That the federal government bails it out.

Scott Crawford, chef/owner of Crawford and Son
My hope is that we’re appreciated! I hope that we’re appreciated by our own government as the largest employer of people without a college degree. How can you not respect that? Appreciation means understanding how hard this industry is – even before COVID, and supporting us to become a healthy industry again. I hope we become recognized for what we are — as the industry that accepts everyone and employees 14 million people who did not have the benefit of higher education, but who can work their way up into a successful career. I want the industry to receive the aid and respect it deserves for what we do for the American people, for the employment and opportunity we offer, to pursue the American dream.

Sunny Gerhart, chef/owner of St. Roch Fine Oysters & Bar
I think 2021 is going to be a great year.
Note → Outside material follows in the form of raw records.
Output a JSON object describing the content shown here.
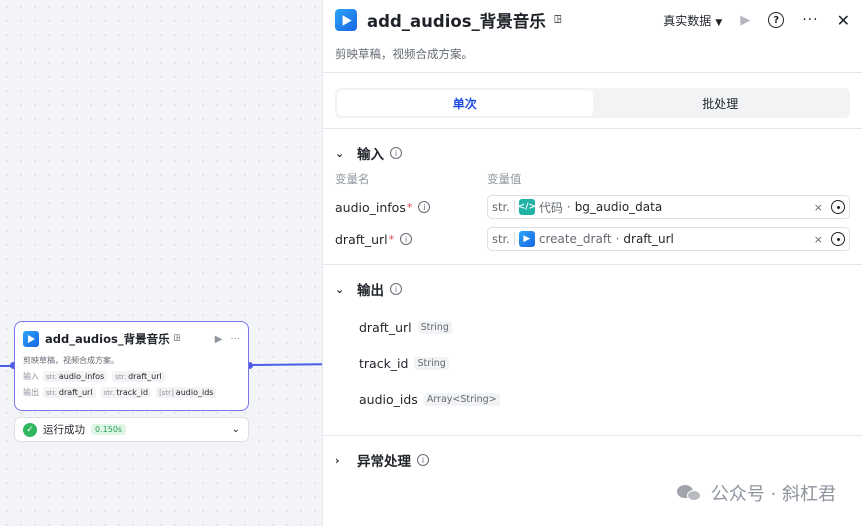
{
  "canvas": {
    "node": {
      "title": "add_audios_背景音乐",
      "badge": "ꖸ",
      "desc": "剪映草稿，视频合成方案。",
      "input_label": "输入",
      "inputs": [
        {
          "type": "str.",
          "name": "audio_infos"
        },
        {
          "type": "str.",
          "name": "draft_url"
        }
      ],
      "output_label": "输出",
      "outputs": [
        {
          "type": "str.",
          "name": "draft_url"
        },
        {
          "type": "str.",
          "name": "track_id"
        },
        {
          "type": "[str]",
          "name": "audio_ids"
        }
      ]
    },
    "run": {
      "status": "运行成功",
      "time": "0.150s"
    }
  },
  "panel": {
    "title": "add_audios_背景音乐",
    "title_badge": "ꖸ",
    "data_mode": "真实数据",
    "desc": "剪映草稿，视频合成方案。",
    "tabs": [
      "单次",
      "批处理"
    ],
    "input_section": {
      "title": "输入",
      "col_name": "变量名",
      "col_value": "变量值",
      "vars": [
        {
          "name": "audio_infos",
          "type": "str.",
          "ref_node": "代码",
          "ref_var": "bg_audio_data"
        },
        {
          "name": "draft_url",
          "type": "str.",
          "ref_node": "create_draft",
          "ref_var": "draft_url"
        }
      ]
    },
    "output_section": {
      "title": "输出",
      "vars": [
        {
          "name": "draft_url",
          "type": "String"
        },
        {
          "name": "track_id",
          "type": "String"
        },
        {
          "name": "audio_ids",
          "type": "Array<String>"
        }
      ]
    },
    "error_section": {
      "title": "异常处理"
    }
  },
  "watermark": "公众号 · 斜杠君",
  "icons": {
    "node_logo": "capcut-play-icon",
    "code_node": "code-brackets-icon",
    "draft_node": "capcut-play-icon"
  },
  "colors": {
    "accent": "#1f4ce6",
    "edge": "#4e5de8",
    "success": "#2fb860",
    "node_border": "#7a73f0"
  }
}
I believe that those folks that are able to make it into 2021 will have a good year once things are able to get back to a bit of normalcy. My biggest hope for 2021 is for warm, beautiful weather and a bunch of folks able to be safely vaccinated.

Barbara Skidmore, Eater Carolinas contributor, covering SC and Savannah
More 2019 less 2020

Brooks Reitz, Restaurateur (Melfi’s, Little Jack’s Tavern, Leon’s Oyster Shop)
Hope springs eternal — I’d love to see restaurants command the prices that it takes to make money in this business, and for customers to happily pay them!

Dave Schuttenberg, owner/chef at Kwei Fei and Micho
Small and scrappy has had its benefits this year. Having opened Kwei Fei on a limited budget forced us into business decisions when we opened that proved uniquely beneficial when we had to pivot on the outset of the pandemic. We were able to move very quickly into a different model, and not lose much time in doing so. Watching other restaurants hone in on their strengths and really develop alternate revenue streams to help them survive has been amazing. Diversification will be crucial moving forward.